From the first record to the last, write each one out again exactly.

§ Data
== Segment start ==

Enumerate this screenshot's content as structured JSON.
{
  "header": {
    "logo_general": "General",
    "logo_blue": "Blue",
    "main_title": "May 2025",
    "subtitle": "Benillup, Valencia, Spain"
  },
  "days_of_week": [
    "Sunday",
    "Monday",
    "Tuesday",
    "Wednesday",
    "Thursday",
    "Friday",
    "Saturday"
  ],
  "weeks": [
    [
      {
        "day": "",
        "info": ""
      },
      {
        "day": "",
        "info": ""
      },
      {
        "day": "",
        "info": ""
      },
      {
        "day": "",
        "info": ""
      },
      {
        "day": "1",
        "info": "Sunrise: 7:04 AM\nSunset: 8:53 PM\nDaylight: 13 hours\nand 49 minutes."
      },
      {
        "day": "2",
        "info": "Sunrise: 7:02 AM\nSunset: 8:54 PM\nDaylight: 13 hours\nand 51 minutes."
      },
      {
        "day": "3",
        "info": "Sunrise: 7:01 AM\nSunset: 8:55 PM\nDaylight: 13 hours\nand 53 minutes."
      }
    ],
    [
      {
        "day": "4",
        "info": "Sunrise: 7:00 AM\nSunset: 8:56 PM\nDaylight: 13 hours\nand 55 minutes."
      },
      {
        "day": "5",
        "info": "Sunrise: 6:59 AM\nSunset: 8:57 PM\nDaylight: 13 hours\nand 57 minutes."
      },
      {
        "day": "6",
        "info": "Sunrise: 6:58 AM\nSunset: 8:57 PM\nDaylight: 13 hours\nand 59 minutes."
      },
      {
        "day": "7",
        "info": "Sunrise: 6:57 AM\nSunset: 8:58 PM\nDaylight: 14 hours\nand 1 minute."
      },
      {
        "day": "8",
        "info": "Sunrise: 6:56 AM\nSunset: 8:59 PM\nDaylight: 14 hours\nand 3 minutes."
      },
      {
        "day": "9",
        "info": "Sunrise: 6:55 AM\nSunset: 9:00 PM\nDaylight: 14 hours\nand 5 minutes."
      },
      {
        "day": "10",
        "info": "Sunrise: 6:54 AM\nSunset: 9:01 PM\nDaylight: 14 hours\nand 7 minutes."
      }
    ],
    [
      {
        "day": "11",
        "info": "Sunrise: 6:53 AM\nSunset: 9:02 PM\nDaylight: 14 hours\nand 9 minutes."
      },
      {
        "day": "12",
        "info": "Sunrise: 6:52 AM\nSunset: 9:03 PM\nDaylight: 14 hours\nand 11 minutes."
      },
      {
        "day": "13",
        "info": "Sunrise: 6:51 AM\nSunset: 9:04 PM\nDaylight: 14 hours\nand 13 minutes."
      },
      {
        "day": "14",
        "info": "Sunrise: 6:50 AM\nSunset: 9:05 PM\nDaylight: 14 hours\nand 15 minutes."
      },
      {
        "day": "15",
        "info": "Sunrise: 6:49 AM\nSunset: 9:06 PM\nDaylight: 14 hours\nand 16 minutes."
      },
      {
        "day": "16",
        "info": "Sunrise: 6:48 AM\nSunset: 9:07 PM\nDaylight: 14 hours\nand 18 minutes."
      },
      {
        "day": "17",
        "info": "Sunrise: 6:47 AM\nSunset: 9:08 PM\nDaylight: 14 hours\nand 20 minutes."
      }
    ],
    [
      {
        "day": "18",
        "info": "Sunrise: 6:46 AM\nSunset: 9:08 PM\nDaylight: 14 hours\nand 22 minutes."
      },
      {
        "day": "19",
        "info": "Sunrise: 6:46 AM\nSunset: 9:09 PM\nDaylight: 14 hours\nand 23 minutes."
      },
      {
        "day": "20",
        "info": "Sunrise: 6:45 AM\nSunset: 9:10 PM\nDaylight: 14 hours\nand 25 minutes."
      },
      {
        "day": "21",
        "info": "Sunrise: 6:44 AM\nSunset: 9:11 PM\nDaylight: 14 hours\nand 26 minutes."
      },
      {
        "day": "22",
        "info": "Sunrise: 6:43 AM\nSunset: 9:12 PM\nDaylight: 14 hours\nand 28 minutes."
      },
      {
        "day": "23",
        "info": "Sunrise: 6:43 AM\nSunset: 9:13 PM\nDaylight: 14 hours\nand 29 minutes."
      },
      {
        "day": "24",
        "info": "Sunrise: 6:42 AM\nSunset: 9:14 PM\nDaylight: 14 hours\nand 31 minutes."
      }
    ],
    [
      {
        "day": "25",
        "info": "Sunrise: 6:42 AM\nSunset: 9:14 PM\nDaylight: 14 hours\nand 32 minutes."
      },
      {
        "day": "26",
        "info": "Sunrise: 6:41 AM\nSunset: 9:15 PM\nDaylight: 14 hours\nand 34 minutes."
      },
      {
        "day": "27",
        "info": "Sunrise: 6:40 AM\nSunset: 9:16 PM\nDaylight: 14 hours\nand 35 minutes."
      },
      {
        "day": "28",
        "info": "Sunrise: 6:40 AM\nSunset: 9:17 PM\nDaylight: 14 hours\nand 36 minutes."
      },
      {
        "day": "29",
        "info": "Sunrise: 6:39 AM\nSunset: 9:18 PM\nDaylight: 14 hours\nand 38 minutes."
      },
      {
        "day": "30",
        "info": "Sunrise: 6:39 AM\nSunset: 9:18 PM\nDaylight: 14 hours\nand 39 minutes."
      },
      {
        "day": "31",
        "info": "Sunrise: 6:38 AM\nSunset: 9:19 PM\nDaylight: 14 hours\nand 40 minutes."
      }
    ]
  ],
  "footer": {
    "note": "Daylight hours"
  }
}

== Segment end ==

§ Problem solution
Enumerate this screenshot's content as structured JSON.
{
  "header": {
    "logo_general": "General",
    "logo_blue": "Blue",
    "main_title": "May 2025",
    "subtitle": "Benillup, Valencia, Spain"
  },
  "days_of_week": [
    "Sunday",
    "Monday",
    "Tuesday",
    "Wednesday",
    "Thursday",
    "Friday",
    "Saturday"
  ],
  "weeks": [
    [
      {
        "day": "",
        "info": ""
      },
      {
        "day": "",
        "info": ""
      },
      {
        "day": "",
        "info": ""
      },
      {
        "day": "",
        "info": ""
      },
      {
        "day": "1",
        "info": "Sunrise: 7:04 AM\nSunset: 8:53 PM\nDaylight: 13 hours\nand 49 minutes."
      },
      {
        "day": "2",
        "info": "Sunrise: 7:02 AM\nSunset: 8:54 PM\nDaylight: 13 hours\nand 51 minutes."
      },
      {
        "day": "3",
        "info": "Sunrise: 7:01 AM\nSunset: 8:55 PM\nDaylight: 13 hours\nand 53 minutes."
      }
    ],
    [
      {
        "day": "4",
        "info": "Sunrise: 7:00 AM\nSunset: 8:56 PM\nDaylight: 13 hours\nand 55 minutes."
      },
      {
        "day": "5",
        "info": "Sunrise: 6:59 AM\nSunset: 8:57 PM\nDaylight: 13 hours\nand 57 minutes."
      },
      {
        "day": "6",
        "info": "Sunrise: 6:58 AM\nSunset: 8:57 PM\nDaylight: 13 hours\nand 59 minutes."
      },
      {
        "day": "7",
        "info": "Sunrise: 6:57 AM\nSunset: 8:58 PM\nDaylight: 14 hours\nand 1 minute."
      },
      {
        "day": "8",
        "info": "Sunrise: 6:56 AM\nSunset: 8:59 PM\nDaylight: 14 hours\nand 3 minutes."
      },
      {
        "day": "9",
        "info": "Sunrise: 6:55 AM\nSunset: 9:00 PM\nDaylight: 14 hours\nand 5 minutes."
      },
      {
        "day": "10",
        "info": "Sunrise: 6:54 AM\nSunset: 9:01 PM\nDaylight: 14 hours\nand 7 minutes."
      }
    ],
    [
      {
        "day": "11",
        "info": "Sunrise: 6:53 AM\nSunset: 9:02 PM\nDaylight: 14 hours\nand 9 minutes."
      },
      {
        "day": "12",
        "info": "Sunrise: 6:52 AM\nSunset: 9:03 PM\nDaylight: 14 hours\nand 11 minutes."
      },
      {
        "day": "13",
        "info": "Sunrise: 6:51 AM\nSunset: 9:04 PM\nDaylight: 14 hours\nand 13 minutes."
      },
      {
        "day": "14",
        "info": "Sunrise: 6:50 AM\nSunset: 9:05 PM\nDaylight: 14 hours\nand 15 minutes."
      },
      {
        "day": "15",
        "info": "Sunrise: 6:49 AM\nSunset: 9:06 PM\nDaylight: 14 hours\nand 16 minutes."
      },
      {
        "day": "16",
        "info": "Sunrise: 6:48 AM\nSunset: 9:07 PM\nDaylight: 14 hours\nand 18 minutes."
      },
      {
        "day": "17",
        "info": "Sunrise: 6:47 AM\nSunset: 9:08 PM\nDaylight: 14 hours\nand 20 minutes."
      }
    ],
    [
      {
        "day": "18",
        "info": "Sunrise: 6:46 AM\nSunset: 9:08 PM\nDaylight: 14 hours\nand 22 minutes."
      },
      {
        "day": "19",
        "info": "Sunrise: 6:46 AM\nSunset: 9:09 PM\nDaylight: 14 hours\nand 23 minutes."
      },
      {
        "day": "20",
        "info": "Sunrise: 6:45 AM\nSunset: 9:10 PM\nDaylight: 14 hours\nand 25 minutes."
      },
      {
        "day": "21",
        "info": "Sunrise: 6:44 AM\nSunset: 9:11 PM\nDaylight: 14 hours\nand 26 minutes."
      },
      {
        "day": "22",
        "info": "Sunrise: 6:43 AM\nSunset: 9:12 PM\nDaylight: 14 hours\nand 28 minutes."
      },
      {
        "day": "23",
        "info": "Sunrise: 6:43 AM\nSunset: 9:13 PM\nDaylight: 14 hours\nand 29 minutes."
      },
      {
        "day": "24",
        "info": "Sunrise: 6:42 AM\nSunset: 9:14 PM\nDaylight: 14 hours\nand 31 minutes."
      }
    ],
    [
      {
        "day": "25",
        "info": "Sunrise: 6:42 AM\nSunset: 9:14 PM\nDaylight: 14 hours\nand 32 minutes."
      },
      {
        "day": "26",
        "info": "Sunrise: 6:41 AM\nSunset: 9:15 PM\nDaylight: 14 hours\nand 34 minutes."
      },
      {
        "day": "27",
        "info": "Sunrise: 6:40 AM\nSunset: 9:16 PM\nDaylight: 14 hours\nand 35 minutes."
      },
      {
        "day": "28",
        "info": "Sunrise: 6:40 AM\nSunset: 9:17 PM\nDaylight: 14 hours\nand 36 minutes."
      },
      {
        "day": "29",
        "info": "Sunrise: 6:39 AM\nSunset: 9:18 PM\nDaylight: 14 hours\nand 38 minutes."
      },
      {
        "day": "30",
        "info": "Sunrise: 6:39 AM\nSunset: 9:18 PM\nDaylight: 14 hours\nand 39 minutes."
      },
      {
        "day": "31",
        "info": "Sunrise: 6:38 AM\nSunset: 9:19 PM\nDaylight: 14 hours\nand 40 minutes."
      }
    ]
  ],
  "footer": {
    "note": "Daylight hours"
  }
}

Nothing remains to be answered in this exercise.